• Task prompt: Retype all of the records shown beneath this task, exactly as they stand.

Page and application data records

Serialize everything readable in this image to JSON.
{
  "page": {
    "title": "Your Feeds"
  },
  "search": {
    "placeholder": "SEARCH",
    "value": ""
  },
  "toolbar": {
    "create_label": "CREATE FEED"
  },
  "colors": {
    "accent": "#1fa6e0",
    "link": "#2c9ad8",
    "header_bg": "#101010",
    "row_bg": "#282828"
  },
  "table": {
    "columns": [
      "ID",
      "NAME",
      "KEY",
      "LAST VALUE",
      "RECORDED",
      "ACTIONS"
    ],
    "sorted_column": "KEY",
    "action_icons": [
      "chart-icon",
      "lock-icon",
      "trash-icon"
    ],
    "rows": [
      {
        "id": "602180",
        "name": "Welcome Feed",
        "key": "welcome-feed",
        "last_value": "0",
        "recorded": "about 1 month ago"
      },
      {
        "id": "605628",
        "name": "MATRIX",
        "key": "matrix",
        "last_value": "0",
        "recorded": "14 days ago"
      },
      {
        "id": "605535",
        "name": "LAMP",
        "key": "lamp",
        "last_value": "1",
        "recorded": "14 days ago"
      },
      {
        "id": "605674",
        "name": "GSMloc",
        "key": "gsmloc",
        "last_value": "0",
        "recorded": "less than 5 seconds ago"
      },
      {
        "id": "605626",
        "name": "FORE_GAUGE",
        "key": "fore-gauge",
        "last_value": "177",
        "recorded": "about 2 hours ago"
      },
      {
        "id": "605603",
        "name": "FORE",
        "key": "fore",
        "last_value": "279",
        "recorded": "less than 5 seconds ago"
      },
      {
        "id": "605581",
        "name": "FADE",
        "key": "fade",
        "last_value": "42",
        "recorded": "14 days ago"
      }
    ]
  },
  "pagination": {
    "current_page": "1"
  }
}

• Exercise response:
Serialize everything readable in this image to JSON.
{
  "page": {
    "title": "Your Feeds"
  },
  "search": {
    "placeholder": "SEARCH",
    "value": ""
  },
  "toolbar": {
    "create_label": "CREATE FEED"
  },
  "colors": {
    "accent": "#1fa6e0",
    "link": "#2c9ad8",
    "header_bg": "#101010",
    "row_bg": "#282828"
  },
  "table": {
    "columns": [
      "ID",
      "NAME",
      "KEY",
      "LAST VALUE",
      "RECORDED",
      "ACTIONS"
    ],
    "sorted_column": "KEY",
    "action_icons": [
      "chart-icon",
      "lock-icon",
      "trash-icon"
    ],
    "rows": [
      {
        "id": "602180",
        "name": "Welcome Feed",
        "key": "welcome-feed",
        "last_value": "0",
        "recorded": "about 1 month ago"
      },
      {
        "id": "605628",
        "name": "MATRIX",
        "key": "matrix",
        "last_value": "0",
        "recorded": "14 days ago"
      },
      {
        "id": "605535",
        "name": "LAMP",
        "key": "lamp",
        "last_value": "1",
        "recorded": "14 days ago"
      },
      {
        "id": "605674",
        "name": "GSMloc",
        "key": "gsmloc",
        "last_value": "0",
        "recorded": "less than 5 seconds ago"
      },
      {
        "id": "605626",
        "name": "FORE_GAUGE",
        "key": "fore-gauge",
        "last_value": "177",
        "recorded": "about 2 hours ago"
      },
      {
        "id": "605603",
        "name": "FORE",
        "key": "fore",
        "last_value": "279",
        "recorded": "less than 5 seconds ago"
      },
      {
        "id": "605581",
        "name": "FADE",
        "key": "fade",
        "last_value": "42",
        "recorded": "14 days ago"
      }
    ]
  },
  "pagination": {
    "current_page": "1"
  }
}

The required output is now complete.